═══ RECORDS PROVIDED

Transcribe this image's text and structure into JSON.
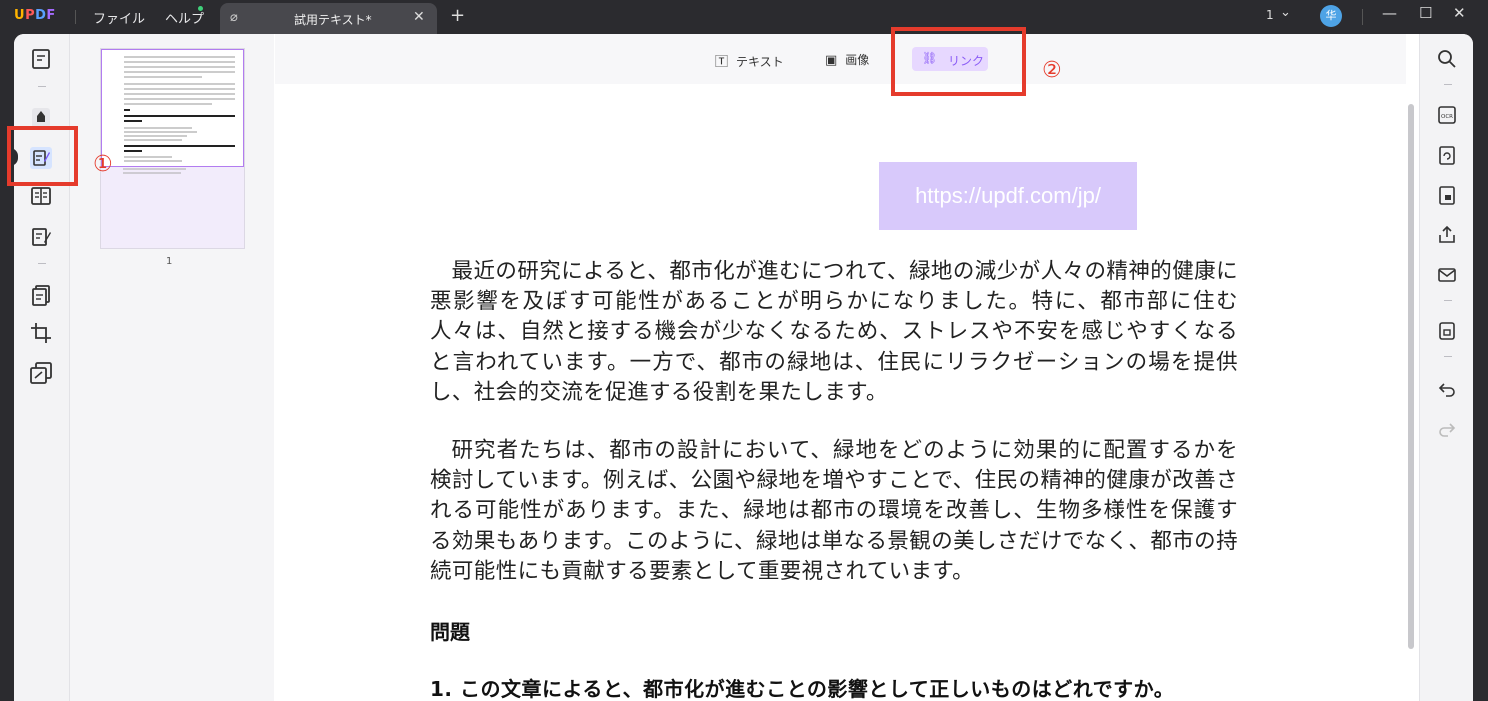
{
  "app": {
    "logo": "UPDF"
  },
  "menu": {
    "file": "ファイル",
    "help": "ヘルプ"
  },
  "tab": {
    "title": "試用テキスト*",
    "close": "✕",
    "add": "+"
  },
  "window": {
    "page_count": "1",
    "minimize": "—",
    "maximize": "☐",
    "close": "✕",
    "avatar_initial": "华"
  },
  "edit_toolbar": {
    "text_label": "テキスト",
    "image_label": "画像",
    "link_label": "リンク"
  },
  "thumbnail": {
    "page_number": "1"
  },
  "document": {
    "link_text": "https://updf.com/jp/",
    "paragraph1": "最近の研究によると、都市化が進むにつれて、緑地の減少が人々の精神的健康に悪影響を及ぼす可能性があることが明らかになりました。特に、都市部に住む人々は、自然と接する機会が少なくなるため、ストレスや不安を感じやすくなると言われています。一方で、都市の緑地は、住民にリラクゼーションの場を提供し、社会的交流を促進する役割を果たします。",
    "paragraph2": "研究者たちは、都市の設計において、緑地をどのように効果的に配置するかを検討しています。例えば、公園や緑地を増やすことで、住民の精神的健康が改善される可能性があります。また、緑地は都市の環境を改善し、生物多様性を保護する効果もあります。このように、緑地は単なる景観の美しさだけでなく、都市の持続可能性にも貢献する要素として重要視されています。",
    "question_heading": "問題",
    "question1": "1.  この文章によると、都市化が進むことの影響として正しいものはどれですか。"
  },
  "annotations": {
    "marker1": "①",
    "marker2": "②"
  },
  "colors": {
    "accent": "#8b5cf6",
    "annotation_red": "#e53b2c",
    "link_highlight": "#d8c9fb"
  }
}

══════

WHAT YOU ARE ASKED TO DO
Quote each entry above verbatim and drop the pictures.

TASK RESULT
Transcribe this image's text and structure into JSON.
{
  "app": {
    "logo": "UPDF"
  },
  "menu": {
    "file": "ファイル",
    "help": "ヘルプ"
  },
  "tab": {
    "title": "試用テキスト*",
    "close": "✕",
    "add": "+"
  },
  "window": {
    "page_count": "1",
    "minimize": "—",
    "maximize": "☐",
    "close": "✕",
    "avatar_initial": "华"
  },
  "edit_toolbar": {
    "text_label": "テキスト",
    "image_label": "画像",
    "link_label": "リンク"
  },
  "thumbnail": {
    "page_number": "1"
  },
  "document": {
    "link_text": "https://updf.com/jp/",
    "paragraph1": "最近の研究によると、都市化が進むにつれて、緑地の減少が人々の精神的健康に悪影響を及ぼす可能性があることが明らかになりました。特に、都市部に住む人々は、自然と接する機会が少なくなるため、ストレスや不安を感じやすくなると言われています。一方で、都市の緑地は、住民にリラクゼーションの場を提供し、社会的交流を促進する役割を果たします。",
    "paragraph2": "研究者たちは、都市の設計において、緑地をどのように効果的に配置するかを検討しています。例えば、公園や緑地を増やすことで、住民の精神的健康が改善される可能性があります。また、緑地は都市の環境を改善し、生物多様性を保護する効果もあります。このように、緑地は単なる景観の美しさだけでなく、都市の持続可能性にも貢献する要素として重要視されています。",
    "question_heading": "問題",
    "question1": "1.  この文章によると、都市化が進むことの影響として正しいものはどれですか。"
  },
  "annotations": {
    "marker1": "①",
    "marker2": "②"
  },
  "colors": {
    "accent": "#8b5cf6",
    "annotation_red": "#e53b2c",
    "link_highlight": "#d8c9fb"
  }
}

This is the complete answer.